## Work required
In the following material, identify every line holding the string "title" and return it.

** Information provided follows **

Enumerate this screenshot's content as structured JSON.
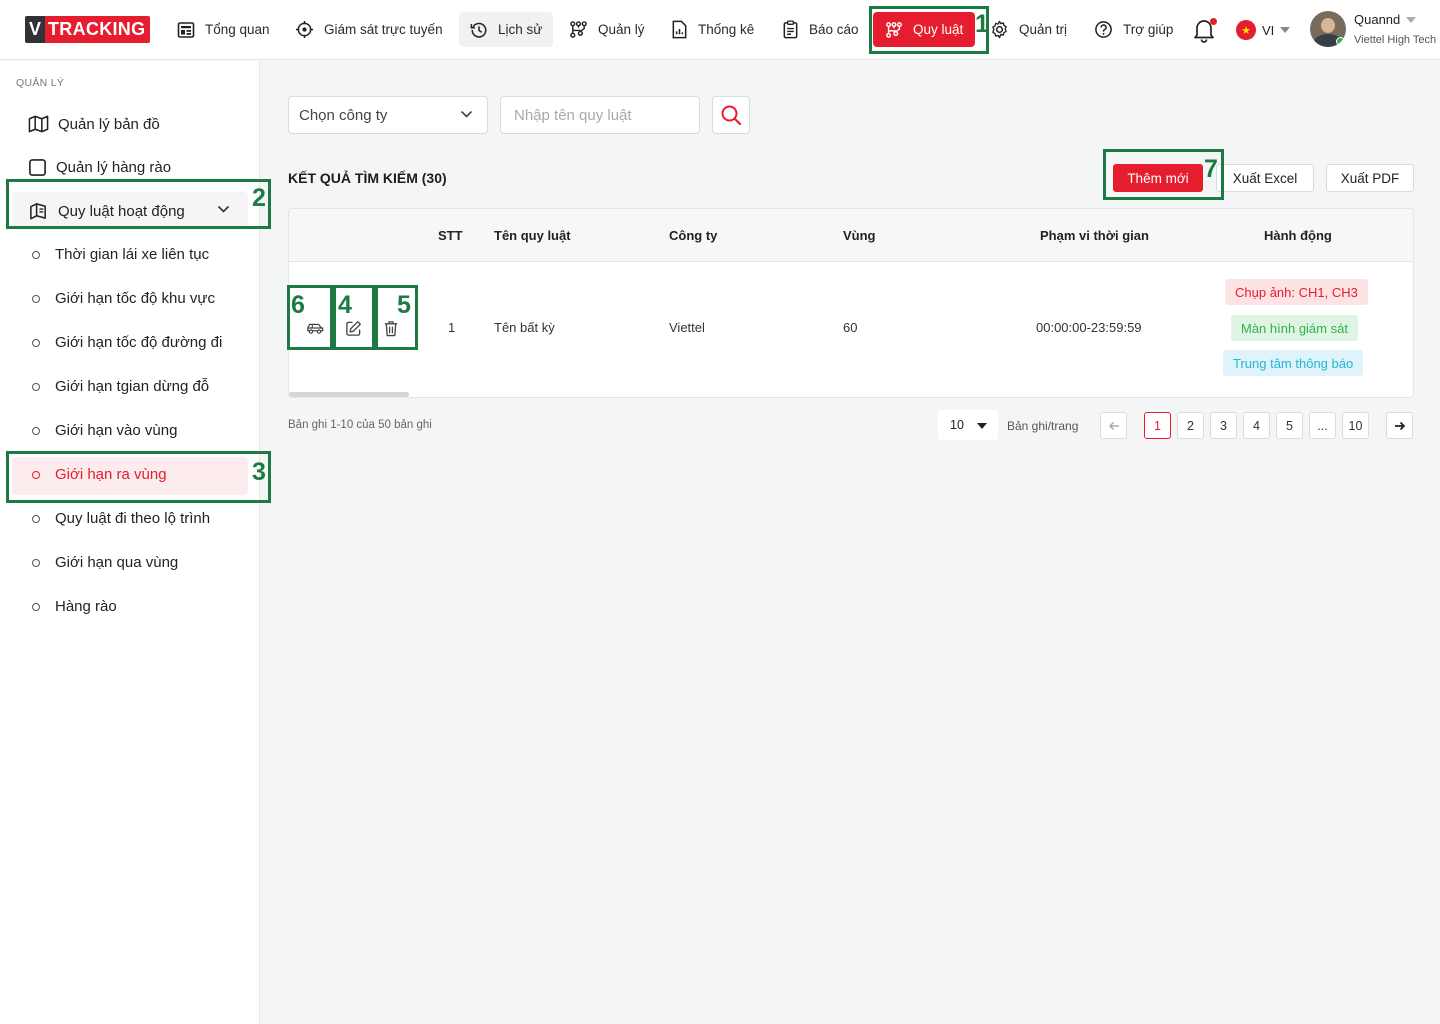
{
  "header": {
    "logo_v": "V",
    "logo_text": "TRACKING",
    "nav": {
      "overview": "Tổng quan",
      "monitoring": "Giám sát trực tuyến",
      "history": "Lịch sử",
      "manage": "Quản lý",
      "statistics": "Thống kê",
      "reports": "Báo cáo",
      "rules": "Quy luật",
      "admin": "Quản trị",
      "help": "Trợ giúp"
    },
    "language": "VI",
    "user_name": "Quannd",
    "user_company": "Viettel High Tech",
    "accent_color": "#e51d2e"
  },
  "sidebar": {
    "section": "QUẢN LÝ",
    "map_management": "Quản lý bản đồ",
    "fence_management": "Quản lý hàng rào",
    "activity_rules": "Quy luật hoạt động",
    "sub_items": [
      "Thời gian lái xe liên tục",
      "Giới hạn tốc độ khu vực",
      "Giới hạn tốc độ đường đi",
      "Giới hạn tgian dừng đỗ",
      "Giới hạn vào vùng",
      "Giới hạn ra vùng",
      "Quy luật đi theo lộ trình",
      "Giới hạn qua vùng",
      "Hàng rào"
    ],
    "active_sub_item": "Giới hạn ra vùng"
  },
  "filters": {
    "company_select": "Chọn công ty",
    "rule_name_placeholder": "Nhập tên quy luật"
  },
  "results": {
    "title": "KẾT QUẢ TÌM KIẾM (30)",
    "add_new": "Thêm mới",
    "export_excel": "Xuất Excel",
    "export_pdf": "Xuất PDF"
  },
  "table": {
    "columns": [
      "STT",
      "Tên quy luật",
      "Công ty",
      "Vùng",
      "Phạm vi thời gian",
      "Hành động"
    ],
    "rows": [
      {
        "stt": "1",
        "name": "Tên bất kỳ",
        "company": "Viettel",
        "zone": "60",
        "time_range": "00:00:00-23:59:59",
        "actions": [
          "Chụp ảnh: CH1, CH3",
          "Màn hình giám sát",
          "Trung tâm thông báo"
        ]
      }
    ]
  },
  "pagination": {
    "records_info": "Bản ghi 1-10 của 50 bản ghi",
    "per_page": "10",
    "per_page_label": "Bản ghi/trang",
    "pages": [
      "1",
      "2",
      "3",
      "4",
      "5",
      "...",
      "10"
    ],
    "current_page": "1"
  },
  "annotations": [
    "1",
    "2",
    "3",
    "4",
    "5",
    "6",
    "7"
  ]
}
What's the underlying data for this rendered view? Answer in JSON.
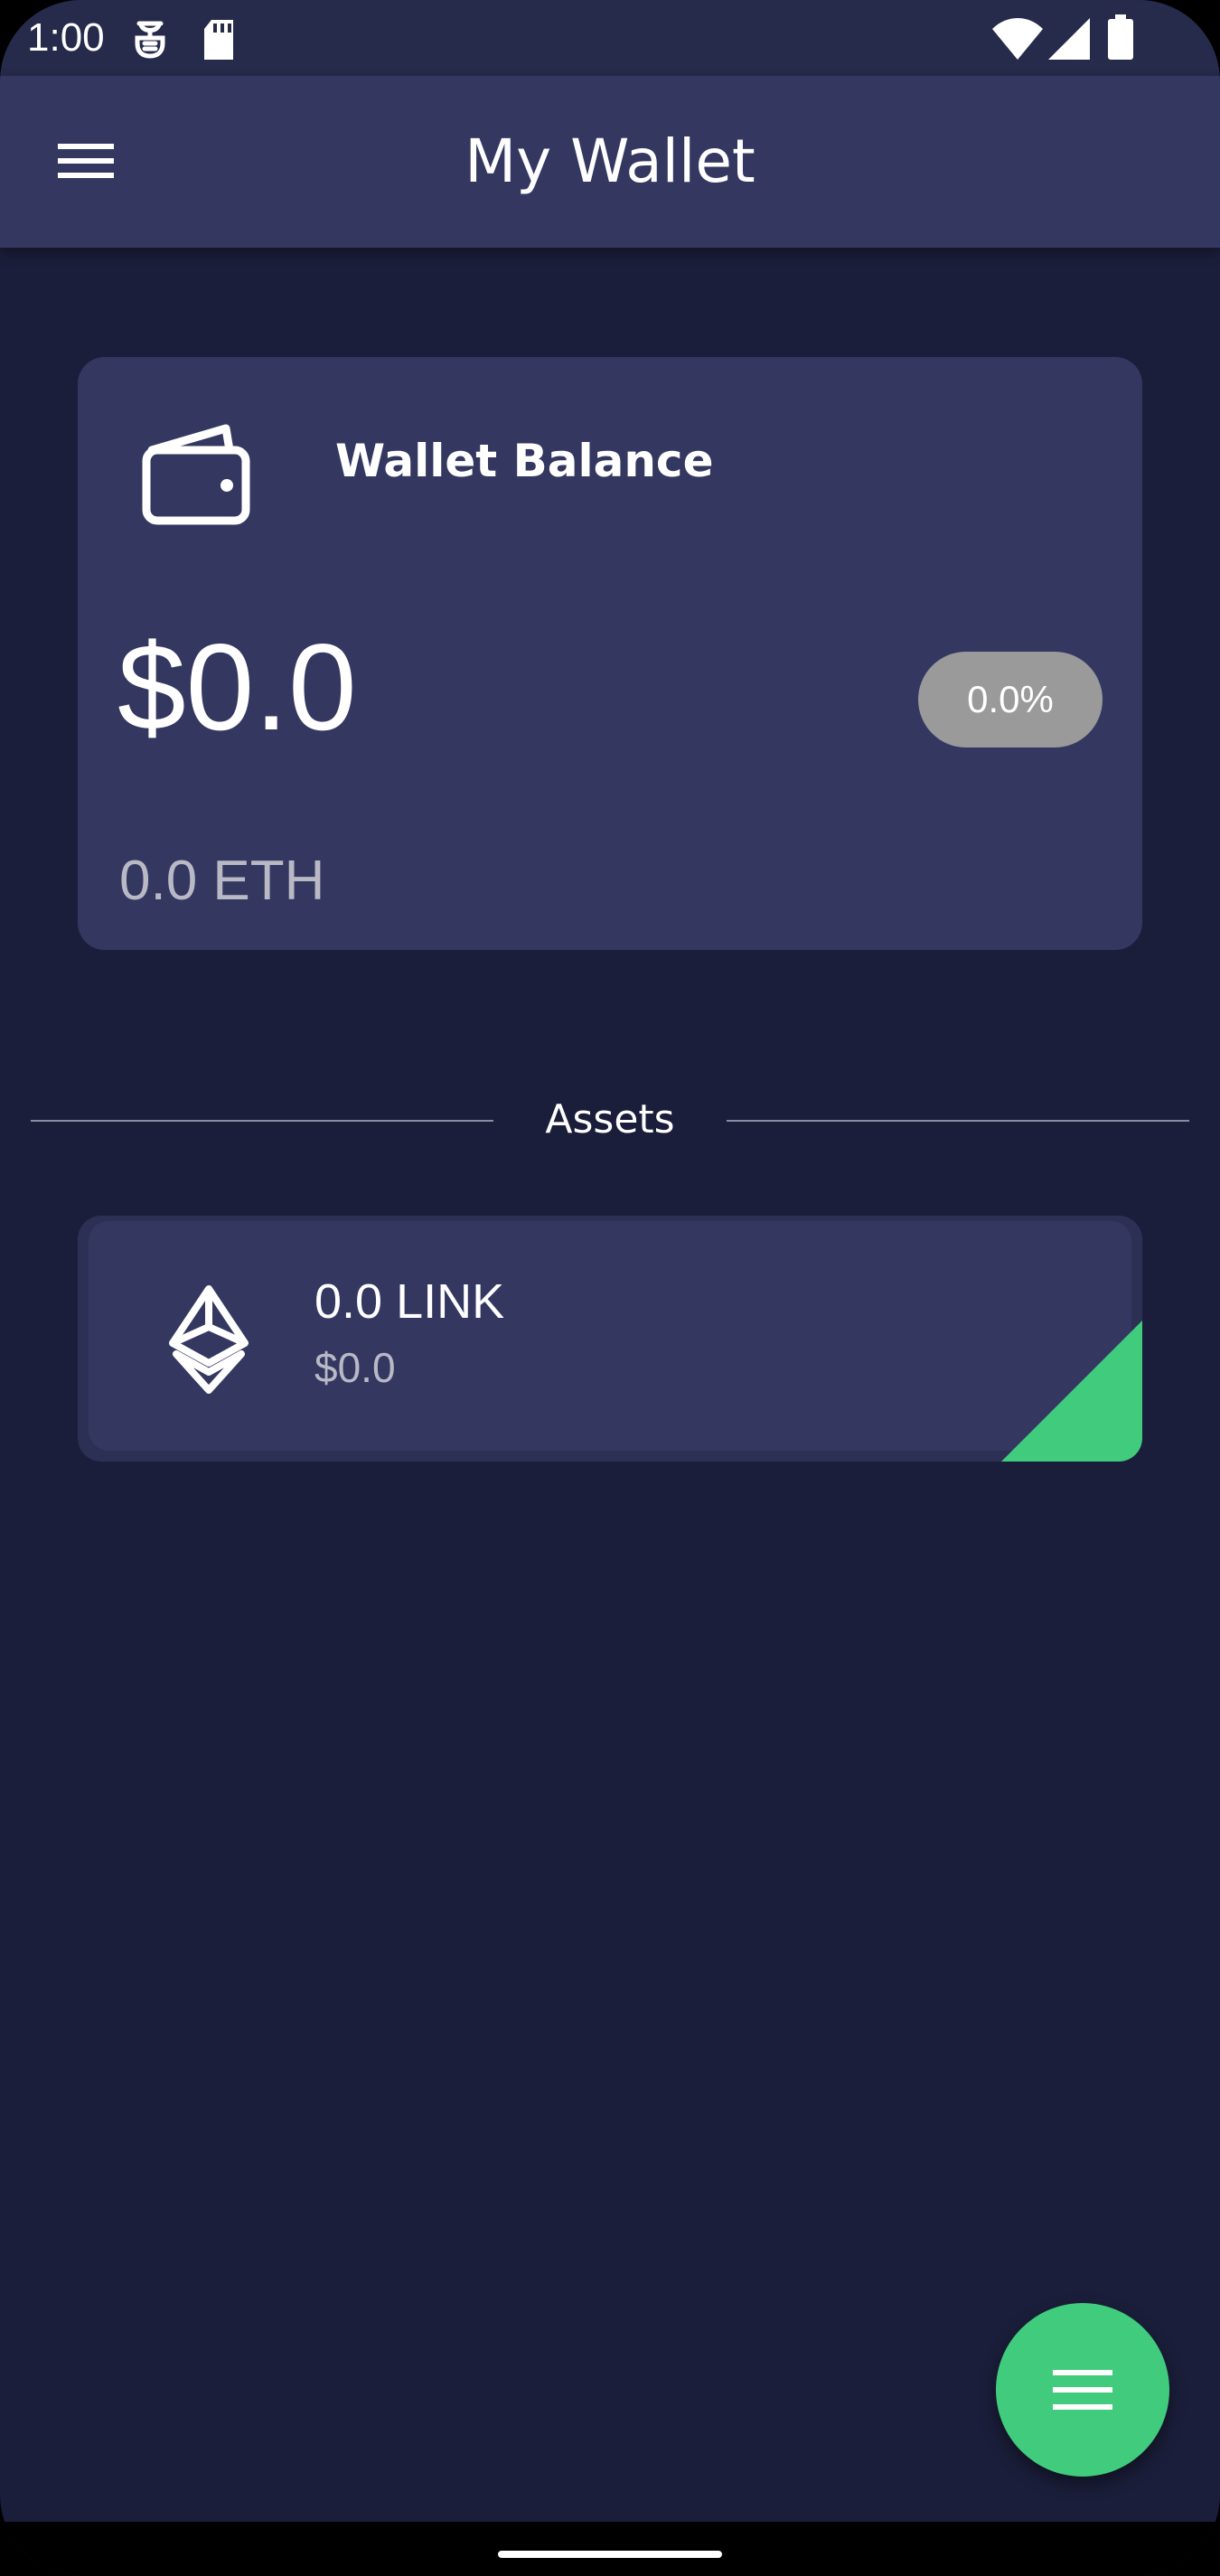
{
  "status_bar": {
    "time": "1:00",
    "icons": [
      "notification-icon",
      "sd-card-icon",
      "wifi-icon",
      "signal-icon",
      "battery-icon"
    ]
  },
  "app_bar": {
    "title": "My Wallet",
    "menu_icon": "menu-icon"
  },
  "balance_card": {
    "icon": "wallet-icon",
    "title": "Wallet Balance",
    "balance_usd": "$0.0",
    "change_percent": "0.0%",
    "balance_eth": "0.0 ETH"
  },
  "assets_section": {
    "label": "Assets",
    "items": [
      {
        "icon": "ethereum-icon",
        "amount": "0.0 LINK",
        "value": "$0.0"
      }
    ]
  },
  "fab": {
    "icon": "menu-icon"
  },
  "colors": {
    "background": "#1b1e3a",
    "surface": "#343861",
    "accent_green": "#40cb7d",
    "badge_gray": "#9a9a9a"
  }
}
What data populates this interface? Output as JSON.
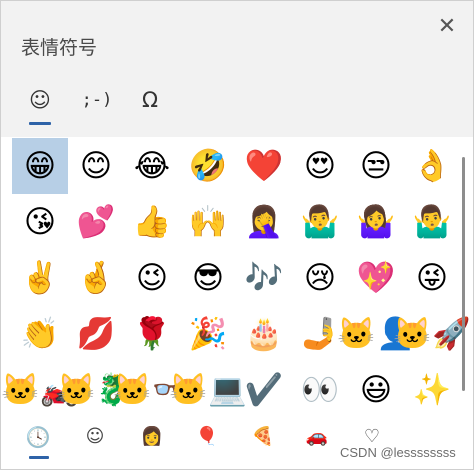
{
  "panel": {
    "title": "表情符号",
    "close_label": "✕"
  },
  "tabs": [
    {
      "id": "smiley",
      "label": "☺",
      "active": true
    },
    {
      "id": "kaomoji",
      "label": ";-)",
      "active": false
    },
    {
      "id": "symbols",
      "label": "Ω",
      "active": false
    }
  ],
  "emoji_rows": [
    [
      "😁",
      "😊",
      "😂",
      "🤣",
      "❤️",
      "😍",
      "😒",
      "👌"
    ],
    [
      "😘",
      "💕",
      "👍",
      "🙌",
      "🤦‍♀️",
      "🤷‍♂️",
      "🤷‍♀️",
      "🤷‍♂️"
    ],
    [
      "✌️",
      "🤞",
      "😉",
      "😎",
      "🎶",
      "😢",
      "💖",
      "😜"
    ],
    [
      "👏",
      "💋",
      "🌹",
      "🎉",
      "🎂",
      "🤳",
      "🐱‍👤",
      "🐱‍🚀"
    ],
    [
      "🐱‍🏍",
      "🐱‍🐉",
      "🐱‍👓",
      "🐱‍💻",
      "✔️",
      "👀",
      "😃",
      "✨"
    ]
  ],
  "selected_emoji": {
    "row": 0,
    "col": 0
  },
  "categories": [
    {
      "id": "recent",
      "icon": "clock-icon",
      "label": "🕓"
    },
    {
      "id": "people",
      "icon": "smiley-outline-icon",
      "label": "☺"
    },
    {
      "id": "person",
      "icon": "person-icon",
      "label": "👩"
    },
    {
      "id": "balloon",
      "icon": "balloon-icon",
      "label": "🎈"
    },
    {
      "id": "food",
      "icon": "pizza-icon",
      "label": "🍕"
    },
    {
      "id": "travel",
      "icon": "car-icon",
      "label": "🚗"
    },
    {
      "id": "symbols",
      "icon": "heart-outline-icon",
      "label": "♡"
    }
  ],
  "watermark": "CSDN @lessssssss",
  "colors": {
    "accent": "#2e63a8",
    "selected_bg": "#b7cfe6",
    "header_bg": "#f2f2f2"
  }
}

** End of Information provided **

## Answer for the task
    "title": "KẾT QUẢ TÌM KIẾM (30)",
    "title": "My Wallet",
    "title": "Wallet Balance",
    "title": "表情符号",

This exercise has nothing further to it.